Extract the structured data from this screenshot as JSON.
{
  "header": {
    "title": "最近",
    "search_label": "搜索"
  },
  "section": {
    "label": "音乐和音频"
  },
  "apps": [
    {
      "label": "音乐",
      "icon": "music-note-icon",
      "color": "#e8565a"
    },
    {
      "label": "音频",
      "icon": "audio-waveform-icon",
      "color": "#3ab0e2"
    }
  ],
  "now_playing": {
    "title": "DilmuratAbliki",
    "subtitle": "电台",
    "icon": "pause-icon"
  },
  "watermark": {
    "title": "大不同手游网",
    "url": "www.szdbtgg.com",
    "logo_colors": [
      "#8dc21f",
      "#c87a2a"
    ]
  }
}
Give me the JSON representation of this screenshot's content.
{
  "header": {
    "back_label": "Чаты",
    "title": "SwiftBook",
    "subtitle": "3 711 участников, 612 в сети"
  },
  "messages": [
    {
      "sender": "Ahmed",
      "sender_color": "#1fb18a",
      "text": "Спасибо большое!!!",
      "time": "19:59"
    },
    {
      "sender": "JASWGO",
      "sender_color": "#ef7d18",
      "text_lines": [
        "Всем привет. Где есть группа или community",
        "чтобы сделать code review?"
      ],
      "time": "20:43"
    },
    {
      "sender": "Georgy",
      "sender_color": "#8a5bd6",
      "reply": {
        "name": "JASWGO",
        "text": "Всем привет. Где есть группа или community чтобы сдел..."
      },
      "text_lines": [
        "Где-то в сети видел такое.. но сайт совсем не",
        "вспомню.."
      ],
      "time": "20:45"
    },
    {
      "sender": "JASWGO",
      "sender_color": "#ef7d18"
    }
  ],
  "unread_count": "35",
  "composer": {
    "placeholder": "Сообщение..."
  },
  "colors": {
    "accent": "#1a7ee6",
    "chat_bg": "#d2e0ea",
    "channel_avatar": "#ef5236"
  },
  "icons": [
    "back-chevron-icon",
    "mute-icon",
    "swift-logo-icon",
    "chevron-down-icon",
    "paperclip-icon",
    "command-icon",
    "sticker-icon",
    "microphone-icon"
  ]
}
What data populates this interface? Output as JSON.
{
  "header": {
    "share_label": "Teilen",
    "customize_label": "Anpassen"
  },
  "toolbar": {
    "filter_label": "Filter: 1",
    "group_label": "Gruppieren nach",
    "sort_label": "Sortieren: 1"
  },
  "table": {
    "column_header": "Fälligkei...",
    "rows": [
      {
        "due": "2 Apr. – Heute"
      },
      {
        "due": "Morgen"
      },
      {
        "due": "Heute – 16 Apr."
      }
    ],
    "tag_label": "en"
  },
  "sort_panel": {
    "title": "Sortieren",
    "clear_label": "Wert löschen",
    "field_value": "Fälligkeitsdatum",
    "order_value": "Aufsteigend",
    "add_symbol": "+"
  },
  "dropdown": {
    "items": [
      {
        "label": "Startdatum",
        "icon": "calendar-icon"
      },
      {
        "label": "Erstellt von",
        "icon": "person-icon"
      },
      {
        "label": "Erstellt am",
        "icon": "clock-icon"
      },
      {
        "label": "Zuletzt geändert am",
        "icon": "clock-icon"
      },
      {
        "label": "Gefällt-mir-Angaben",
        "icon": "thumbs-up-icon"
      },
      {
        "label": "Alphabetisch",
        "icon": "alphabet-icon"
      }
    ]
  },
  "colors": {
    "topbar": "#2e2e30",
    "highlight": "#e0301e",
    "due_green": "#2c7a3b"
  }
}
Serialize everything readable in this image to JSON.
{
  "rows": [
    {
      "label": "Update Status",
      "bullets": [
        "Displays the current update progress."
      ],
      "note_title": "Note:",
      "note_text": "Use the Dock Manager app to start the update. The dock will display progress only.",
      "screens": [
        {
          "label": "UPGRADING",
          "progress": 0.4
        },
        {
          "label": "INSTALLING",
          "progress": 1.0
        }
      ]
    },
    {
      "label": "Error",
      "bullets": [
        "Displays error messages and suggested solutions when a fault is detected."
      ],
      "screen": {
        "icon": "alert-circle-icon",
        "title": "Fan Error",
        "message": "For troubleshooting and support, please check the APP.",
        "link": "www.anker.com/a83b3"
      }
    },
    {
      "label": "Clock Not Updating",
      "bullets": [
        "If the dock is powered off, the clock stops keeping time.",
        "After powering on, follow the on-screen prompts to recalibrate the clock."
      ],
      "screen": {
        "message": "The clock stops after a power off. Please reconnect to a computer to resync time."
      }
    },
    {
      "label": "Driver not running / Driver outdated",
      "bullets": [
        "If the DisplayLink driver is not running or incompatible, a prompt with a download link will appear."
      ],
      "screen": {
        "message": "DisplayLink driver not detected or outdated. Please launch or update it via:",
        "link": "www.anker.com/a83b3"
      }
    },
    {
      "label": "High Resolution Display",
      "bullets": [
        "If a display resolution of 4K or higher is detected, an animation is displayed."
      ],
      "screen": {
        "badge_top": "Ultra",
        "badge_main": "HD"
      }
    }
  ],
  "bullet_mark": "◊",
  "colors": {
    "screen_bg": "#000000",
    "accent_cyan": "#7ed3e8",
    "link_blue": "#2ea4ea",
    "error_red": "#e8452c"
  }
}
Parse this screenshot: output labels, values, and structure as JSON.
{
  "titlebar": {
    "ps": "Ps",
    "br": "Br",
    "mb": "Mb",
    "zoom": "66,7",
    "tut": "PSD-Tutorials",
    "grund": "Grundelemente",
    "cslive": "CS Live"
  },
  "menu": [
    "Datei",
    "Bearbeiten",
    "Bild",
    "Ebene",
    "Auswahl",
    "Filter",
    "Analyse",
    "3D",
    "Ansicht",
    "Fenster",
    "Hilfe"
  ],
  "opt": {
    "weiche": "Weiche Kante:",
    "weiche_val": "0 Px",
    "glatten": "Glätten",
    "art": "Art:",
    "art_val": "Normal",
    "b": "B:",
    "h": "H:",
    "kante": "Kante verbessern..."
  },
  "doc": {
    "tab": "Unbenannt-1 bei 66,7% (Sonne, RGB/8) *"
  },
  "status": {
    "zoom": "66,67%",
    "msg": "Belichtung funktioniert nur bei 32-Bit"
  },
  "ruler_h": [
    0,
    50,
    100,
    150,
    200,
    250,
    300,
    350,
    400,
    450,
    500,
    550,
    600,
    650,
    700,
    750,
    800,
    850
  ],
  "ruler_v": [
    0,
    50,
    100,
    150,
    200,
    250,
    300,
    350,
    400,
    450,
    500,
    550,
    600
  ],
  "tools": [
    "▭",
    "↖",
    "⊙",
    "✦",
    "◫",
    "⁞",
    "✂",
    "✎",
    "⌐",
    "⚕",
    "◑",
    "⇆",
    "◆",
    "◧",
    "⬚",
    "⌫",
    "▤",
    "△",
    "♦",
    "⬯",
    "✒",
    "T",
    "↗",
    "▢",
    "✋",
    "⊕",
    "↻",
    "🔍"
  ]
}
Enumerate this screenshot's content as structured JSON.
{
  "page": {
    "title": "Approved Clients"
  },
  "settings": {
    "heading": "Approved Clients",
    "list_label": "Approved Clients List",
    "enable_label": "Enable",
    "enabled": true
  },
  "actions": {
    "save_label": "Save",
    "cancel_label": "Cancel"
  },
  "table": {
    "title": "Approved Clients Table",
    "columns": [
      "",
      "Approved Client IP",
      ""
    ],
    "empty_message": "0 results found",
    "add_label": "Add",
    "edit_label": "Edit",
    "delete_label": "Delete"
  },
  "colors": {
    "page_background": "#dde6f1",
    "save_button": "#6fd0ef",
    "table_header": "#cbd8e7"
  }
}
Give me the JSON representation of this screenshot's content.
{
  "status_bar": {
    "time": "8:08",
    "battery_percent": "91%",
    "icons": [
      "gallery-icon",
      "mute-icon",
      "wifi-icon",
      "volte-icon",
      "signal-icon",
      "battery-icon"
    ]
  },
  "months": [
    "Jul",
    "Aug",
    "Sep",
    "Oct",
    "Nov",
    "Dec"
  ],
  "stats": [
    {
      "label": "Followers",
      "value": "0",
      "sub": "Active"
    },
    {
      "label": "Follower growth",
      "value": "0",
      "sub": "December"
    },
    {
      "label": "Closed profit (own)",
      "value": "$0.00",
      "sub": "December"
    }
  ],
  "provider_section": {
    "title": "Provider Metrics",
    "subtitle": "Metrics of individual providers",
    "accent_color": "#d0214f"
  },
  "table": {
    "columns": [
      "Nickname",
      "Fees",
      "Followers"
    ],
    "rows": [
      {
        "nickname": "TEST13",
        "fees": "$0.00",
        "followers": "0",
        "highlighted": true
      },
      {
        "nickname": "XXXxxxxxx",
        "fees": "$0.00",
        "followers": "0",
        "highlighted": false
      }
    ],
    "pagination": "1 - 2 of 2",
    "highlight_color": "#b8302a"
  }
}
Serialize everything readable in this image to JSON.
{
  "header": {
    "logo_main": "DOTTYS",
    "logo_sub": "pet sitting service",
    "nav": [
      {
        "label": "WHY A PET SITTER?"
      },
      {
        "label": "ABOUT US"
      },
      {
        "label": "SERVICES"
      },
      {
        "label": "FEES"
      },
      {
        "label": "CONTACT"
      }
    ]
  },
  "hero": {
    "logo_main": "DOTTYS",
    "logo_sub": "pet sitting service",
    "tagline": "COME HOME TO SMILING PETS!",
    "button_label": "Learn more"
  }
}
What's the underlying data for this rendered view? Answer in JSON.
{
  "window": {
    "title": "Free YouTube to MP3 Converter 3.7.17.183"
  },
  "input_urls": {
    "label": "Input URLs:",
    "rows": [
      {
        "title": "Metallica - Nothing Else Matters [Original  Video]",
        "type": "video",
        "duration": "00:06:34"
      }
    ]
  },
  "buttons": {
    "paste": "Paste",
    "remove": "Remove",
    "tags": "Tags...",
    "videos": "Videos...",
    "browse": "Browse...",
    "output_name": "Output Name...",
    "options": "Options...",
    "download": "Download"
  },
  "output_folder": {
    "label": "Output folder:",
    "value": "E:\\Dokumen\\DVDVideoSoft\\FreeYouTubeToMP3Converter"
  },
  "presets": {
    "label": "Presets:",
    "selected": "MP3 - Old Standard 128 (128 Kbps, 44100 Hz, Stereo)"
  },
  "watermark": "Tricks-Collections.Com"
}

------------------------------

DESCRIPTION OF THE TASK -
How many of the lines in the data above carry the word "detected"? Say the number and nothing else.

TASK ANSWER -
3